Mentions: Figure 2 (a) compares normalized PL spectra at 14 K and RT for all 4 samples, #as-grown, #as-imp, #as-grown-HTHP and #as-imp-HTHP. The as-grown and as-implanted samples exhibit a single MQW GB emission; after annealing, however, both show the presence of an additional blue band (BB). The GB is clearly affected by N implantation and thermal annealing treatments. Indeed, after N implantation, a strong reduction of the 2.3 eV GB intensity is observed (Figures 2b) and 2c)). However, if we compare the GB observed for the #as-grown and #as-imp samples, no changes are seen in the peak position or the spectral shape. This indicates that the damage induced by the N implantation decreases the MQW luminescence without promoting new optically active defects. In contrast, HTHP thermal annealing generates new optically active centres in both cases: an unstructured BB appears with peak around 2.7–2.8 eV in the #as-grown-HTHP and #as-imp-HTHP samples. In addition, a significant change is observed for the MQW GB emission. For the #as-grown- HTHP sample, the GB emission peak blue-shifts by about 100 meV, compared to the #as-grown sample, this might be related to indium interdiffusion to the GaN barrier region. GB recombination in the #as-imp-HTHP sample appears almost totally suppressed; in any case the fate of the GB is obscured by the rise of a new band, labelled RB in Figures 2a) and 2c). The preferential excitation pathways of the optical GB and BB were identified via RT PLE as shown in Figure 2d). The spectra were monitored at PL peak maxima 550 nm, 525 nm and 450 nm, and 439 nm for the #as-grown, #as-grown-HTHP, and #as-imp-HTHP samples, respectively.
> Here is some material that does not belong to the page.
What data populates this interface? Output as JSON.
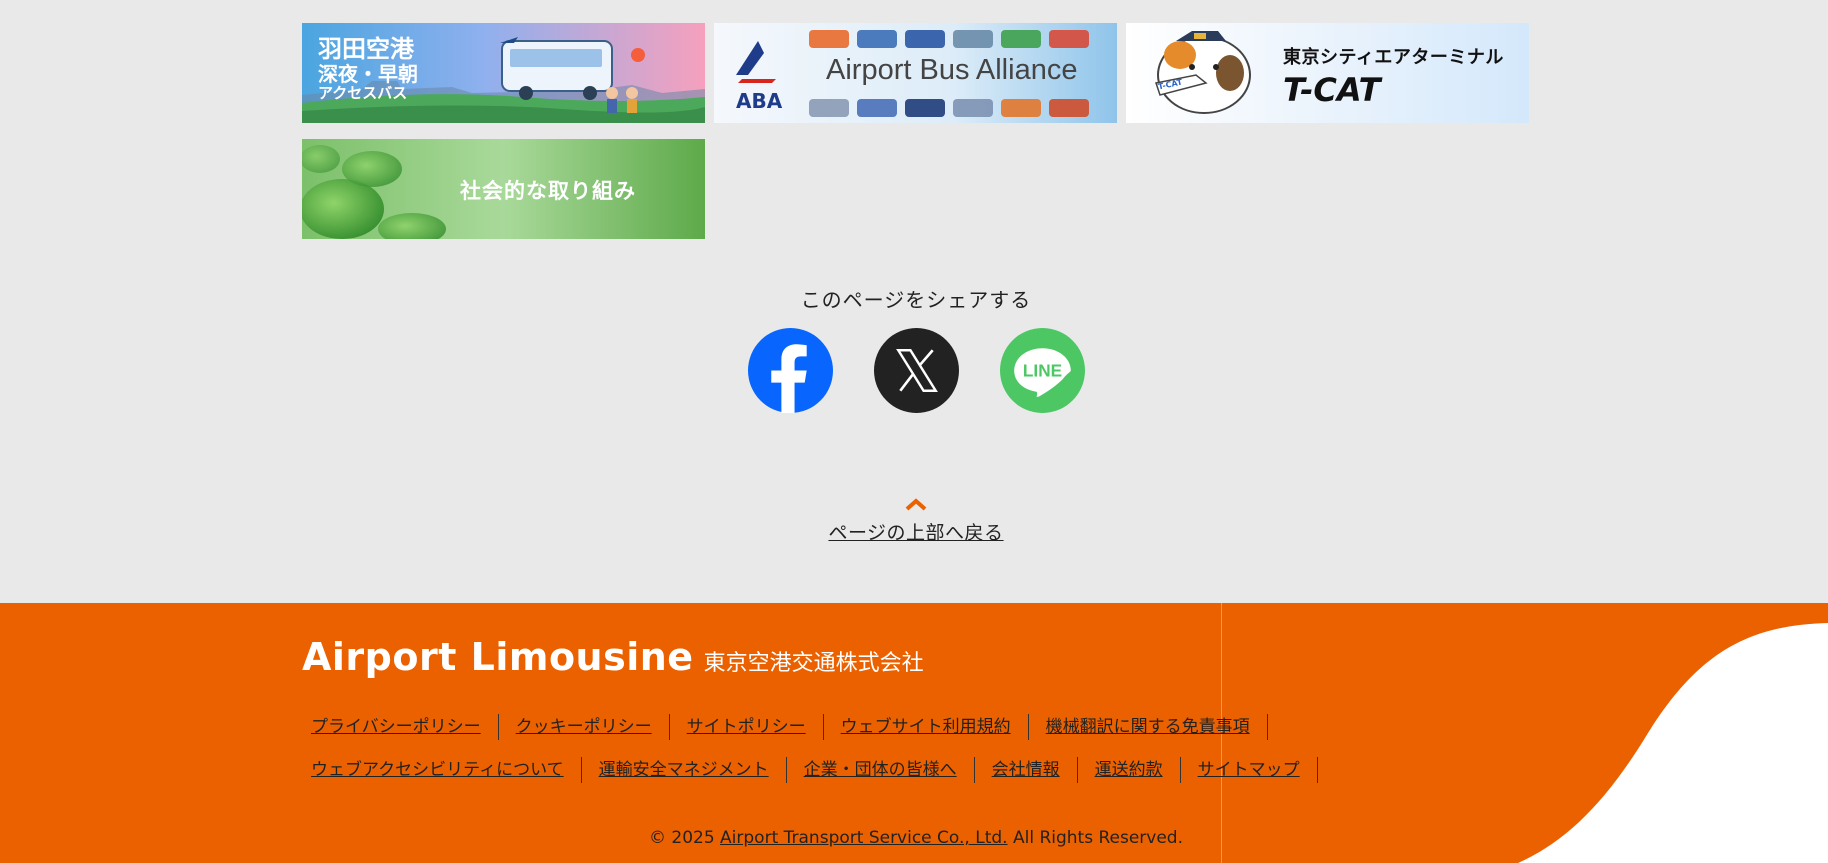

Due to the high damage of the #as-imp sample, no RT PLE signal could be recorded. In all the cases the GB and BB could be excited via above and below the GaN bandgap. However the blue shift observed on the onset of absorption indicates that a decrease of the indium nitride content upon annealing might have taken place.

Bottom Line: The as-grown and as-implanted samples were found to exhibit a single green emission band attributed to localized excitons in the QW, although the N implantation leads to a strong reduction of the PL intensity.The green band was found to be surprisingly stable on annealing up to 1400°C.This band is more intense for the implanted sample, suggesting that defects generated by N implantation, likely related to the diffusion/segregation of indium (In), have been optically activated by the thermal treatment.

View Article: PubMed Central - PubMed

Affiliation: Departamento de Física e I3N, Universidade de Aveiro, Campus Universitário de Santiago, 3810-193 Aveiro, Portugal.

ABSTRACT
We studied the optical properties of metalorganic chemical vapour deposited (MOCVD) InGaN/GaN multiple quantum wells (MQW) subjected to nitrogen (N) implantation and post-growth annealing treatments. The optical characterization was carried out by means of temperature and excitation density-dependent steady state photoluminescence (PL) spectroscopy, supplemented by room temperature PL excitation (PLE) and PL lifetime (PLL) measurements. The as-grown and as-implanted samples were found to exhibit a single green emission band attributed to localized excitons in the QW, although the N implantation leads to a strong reduction of the PL intensity. The green band was found to be surprisingly stable on annealing up to 1400°C. A broad blue band dominates the low temperature PL after thermal annealing in both samples. This band is more intense for the implanted sample, suggesting that defects generated by N implantation, likely related to the diffusion/segregation of indium (In), have been optically activated by the thermal treatment.

No MeSH data available.